--- Task item ---
Copy out the lines below that hold the word "JSON".

(Data for processing Opens)

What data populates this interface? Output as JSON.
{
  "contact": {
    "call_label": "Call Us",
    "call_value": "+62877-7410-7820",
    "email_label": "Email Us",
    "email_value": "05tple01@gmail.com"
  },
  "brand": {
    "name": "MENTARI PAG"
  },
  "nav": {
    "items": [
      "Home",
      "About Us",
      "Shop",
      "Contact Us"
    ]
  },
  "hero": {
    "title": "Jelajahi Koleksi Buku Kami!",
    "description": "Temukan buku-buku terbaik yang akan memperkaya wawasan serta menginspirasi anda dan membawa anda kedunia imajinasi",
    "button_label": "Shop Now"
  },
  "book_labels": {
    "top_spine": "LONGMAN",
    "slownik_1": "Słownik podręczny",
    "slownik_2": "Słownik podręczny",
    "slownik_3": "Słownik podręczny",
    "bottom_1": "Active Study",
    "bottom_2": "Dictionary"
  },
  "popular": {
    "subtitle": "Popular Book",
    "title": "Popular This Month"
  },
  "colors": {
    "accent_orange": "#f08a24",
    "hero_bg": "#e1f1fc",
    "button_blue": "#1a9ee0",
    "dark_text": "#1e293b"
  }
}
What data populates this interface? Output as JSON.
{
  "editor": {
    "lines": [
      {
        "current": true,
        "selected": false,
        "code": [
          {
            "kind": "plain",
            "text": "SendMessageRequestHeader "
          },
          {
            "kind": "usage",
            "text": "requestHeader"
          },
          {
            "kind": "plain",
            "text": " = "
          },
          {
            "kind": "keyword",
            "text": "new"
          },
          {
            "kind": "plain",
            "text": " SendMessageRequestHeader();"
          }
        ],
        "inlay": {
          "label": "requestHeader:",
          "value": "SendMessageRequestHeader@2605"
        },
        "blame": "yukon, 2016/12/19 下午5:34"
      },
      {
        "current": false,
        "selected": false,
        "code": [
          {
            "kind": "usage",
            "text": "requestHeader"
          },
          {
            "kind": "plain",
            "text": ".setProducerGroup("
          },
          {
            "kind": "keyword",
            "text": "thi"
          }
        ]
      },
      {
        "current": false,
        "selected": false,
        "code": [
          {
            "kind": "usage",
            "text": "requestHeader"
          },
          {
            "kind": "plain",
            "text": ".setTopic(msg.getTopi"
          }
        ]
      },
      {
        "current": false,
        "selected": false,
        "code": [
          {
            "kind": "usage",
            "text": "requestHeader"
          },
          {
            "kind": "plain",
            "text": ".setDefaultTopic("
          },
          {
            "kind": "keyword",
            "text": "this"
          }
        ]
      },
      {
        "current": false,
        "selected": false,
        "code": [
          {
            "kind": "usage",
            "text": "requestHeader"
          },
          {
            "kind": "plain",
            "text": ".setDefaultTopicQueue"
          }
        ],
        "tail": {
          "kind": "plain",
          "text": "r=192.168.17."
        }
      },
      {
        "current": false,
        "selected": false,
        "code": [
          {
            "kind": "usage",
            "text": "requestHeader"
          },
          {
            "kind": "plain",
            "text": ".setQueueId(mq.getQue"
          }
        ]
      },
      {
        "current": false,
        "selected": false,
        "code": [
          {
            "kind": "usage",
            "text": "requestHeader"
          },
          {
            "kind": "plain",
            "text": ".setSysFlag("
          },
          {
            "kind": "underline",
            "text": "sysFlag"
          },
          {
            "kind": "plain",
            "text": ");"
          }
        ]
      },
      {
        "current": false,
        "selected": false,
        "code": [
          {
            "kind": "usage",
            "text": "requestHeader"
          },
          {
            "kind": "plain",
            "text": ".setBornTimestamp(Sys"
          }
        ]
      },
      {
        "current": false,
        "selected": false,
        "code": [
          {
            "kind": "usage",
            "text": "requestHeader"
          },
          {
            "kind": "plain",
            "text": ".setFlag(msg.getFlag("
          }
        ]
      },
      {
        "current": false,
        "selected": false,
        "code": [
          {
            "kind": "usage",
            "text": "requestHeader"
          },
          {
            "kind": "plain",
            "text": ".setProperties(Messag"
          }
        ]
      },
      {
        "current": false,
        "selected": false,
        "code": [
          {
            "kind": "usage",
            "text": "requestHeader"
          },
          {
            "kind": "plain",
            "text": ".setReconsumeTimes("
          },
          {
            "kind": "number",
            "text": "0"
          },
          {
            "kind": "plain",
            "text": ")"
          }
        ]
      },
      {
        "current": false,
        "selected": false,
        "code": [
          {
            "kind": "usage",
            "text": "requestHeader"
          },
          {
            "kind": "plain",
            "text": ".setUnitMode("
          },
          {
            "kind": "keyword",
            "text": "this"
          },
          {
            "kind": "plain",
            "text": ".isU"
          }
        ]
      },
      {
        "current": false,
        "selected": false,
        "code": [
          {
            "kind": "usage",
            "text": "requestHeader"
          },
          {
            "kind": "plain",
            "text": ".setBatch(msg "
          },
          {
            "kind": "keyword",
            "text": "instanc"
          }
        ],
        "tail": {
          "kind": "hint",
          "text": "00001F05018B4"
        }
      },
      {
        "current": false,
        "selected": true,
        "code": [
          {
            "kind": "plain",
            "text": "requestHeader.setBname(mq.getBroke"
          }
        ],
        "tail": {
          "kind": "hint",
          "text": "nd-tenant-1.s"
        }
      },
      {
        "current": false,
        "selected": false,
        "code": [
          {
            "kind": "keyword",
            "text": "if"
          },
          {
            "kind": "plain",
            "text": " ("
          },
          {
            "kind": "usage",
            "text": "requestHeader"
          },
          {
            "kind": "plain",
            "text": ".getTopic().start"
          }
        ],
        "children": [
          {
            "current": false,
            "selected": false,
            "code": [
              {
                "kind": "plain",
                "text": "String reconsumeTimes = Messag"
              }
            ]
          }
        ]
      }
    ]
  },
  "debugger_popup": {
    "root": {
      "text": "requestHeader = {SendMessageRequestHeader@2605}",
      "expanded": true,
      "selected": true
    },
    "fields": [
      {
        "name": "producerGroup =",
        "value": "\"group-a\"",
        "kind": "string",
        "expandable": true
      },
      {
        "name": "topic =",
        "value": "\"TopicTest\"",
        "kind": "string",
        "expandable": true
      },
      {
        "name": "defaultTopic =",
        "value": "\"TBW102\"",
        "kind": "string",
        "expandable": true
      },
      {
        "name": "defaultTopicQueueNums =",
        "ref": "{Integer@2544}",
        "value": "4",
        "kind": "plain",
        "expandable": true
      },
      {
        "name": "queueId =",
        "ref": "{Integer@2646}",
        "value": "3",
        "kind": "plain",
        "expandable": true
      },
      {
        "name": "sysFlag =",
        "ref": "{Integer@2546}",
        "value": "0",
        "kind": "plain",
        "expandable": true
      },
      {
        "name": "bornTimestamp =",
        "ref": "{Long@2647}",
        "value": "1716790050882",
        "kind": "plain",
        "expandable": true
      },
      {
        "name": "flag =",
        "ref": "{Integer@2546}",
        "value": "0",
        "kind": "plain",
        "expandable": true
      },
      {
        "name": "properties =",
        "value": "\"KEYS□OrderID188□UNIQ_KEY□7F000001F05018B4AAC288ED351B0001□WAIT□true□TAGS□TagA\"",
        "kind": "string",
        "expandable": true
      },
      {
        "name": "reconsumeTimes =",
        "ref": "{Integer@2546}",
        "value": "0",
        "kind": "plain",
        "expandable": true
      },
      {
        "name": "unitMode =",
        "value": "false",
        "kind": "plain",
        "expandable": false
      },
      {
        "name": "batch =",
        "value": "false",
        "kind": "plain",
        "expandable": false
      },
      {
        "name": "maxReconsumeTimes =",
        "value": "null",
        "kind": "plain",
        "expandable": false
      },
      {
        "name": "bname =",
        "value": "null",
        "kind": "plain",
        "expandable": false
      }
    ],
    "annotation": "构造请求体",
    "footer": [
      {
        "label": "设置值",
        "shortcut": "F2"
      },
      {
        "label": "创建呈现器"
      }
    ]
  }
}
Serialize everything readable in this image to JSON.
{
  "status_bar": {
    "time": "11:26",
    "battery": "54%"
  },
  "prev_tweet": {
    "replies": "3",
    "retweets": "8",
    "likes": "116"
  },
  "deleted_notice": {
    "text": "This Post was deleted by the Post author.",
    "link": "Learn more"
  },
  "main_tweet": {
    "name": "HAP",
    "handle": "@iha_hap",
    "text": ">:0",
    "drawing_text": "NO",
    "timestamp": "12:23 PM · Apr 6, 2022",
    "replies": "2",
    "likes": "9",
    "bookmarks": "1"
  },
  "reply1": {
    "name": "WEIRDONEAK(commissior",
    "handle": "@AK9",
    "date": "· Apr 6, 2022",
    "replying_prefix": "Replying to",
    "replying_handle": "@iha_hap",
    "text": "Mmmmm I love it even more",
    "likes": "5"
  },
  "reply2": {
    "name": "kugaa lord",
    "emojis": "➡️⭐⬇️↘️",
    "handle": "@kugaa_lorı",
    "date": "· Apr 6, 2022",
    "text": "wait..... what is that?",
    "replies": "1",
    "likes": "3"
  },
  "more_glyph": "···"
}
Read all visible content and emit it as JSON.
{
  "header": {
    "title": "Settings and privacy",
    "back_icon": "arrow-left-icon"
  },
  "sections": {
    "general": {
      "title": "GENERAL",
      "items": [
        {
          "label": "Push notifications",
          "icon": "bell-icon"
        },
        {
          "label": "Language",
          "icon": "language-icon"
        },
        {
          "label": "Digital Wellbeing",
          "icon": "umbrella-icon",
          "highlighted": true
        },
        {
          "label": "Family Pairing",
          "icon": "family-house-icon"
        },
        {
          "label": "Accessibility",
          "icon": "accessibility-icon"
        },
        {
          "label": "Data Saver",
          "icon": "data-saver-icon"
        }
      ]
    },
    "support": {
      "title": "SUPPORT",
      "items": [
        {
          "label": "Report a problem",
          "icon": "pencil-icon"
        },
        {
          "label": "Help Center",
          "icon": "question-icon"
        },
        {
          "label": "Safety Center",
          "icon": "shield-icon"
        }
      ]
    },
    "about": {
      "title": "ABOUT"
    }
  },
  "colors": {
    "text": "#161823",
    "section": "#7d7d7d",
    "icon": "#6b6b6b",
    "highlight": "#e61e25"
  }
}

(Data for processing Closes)

--- Result ---
What data populates this interface? Output as JSON.
What data populates this interface? Output as JSON.
Serialize everything readable in this image to JSON.
Read all visible content and emit it as JSON.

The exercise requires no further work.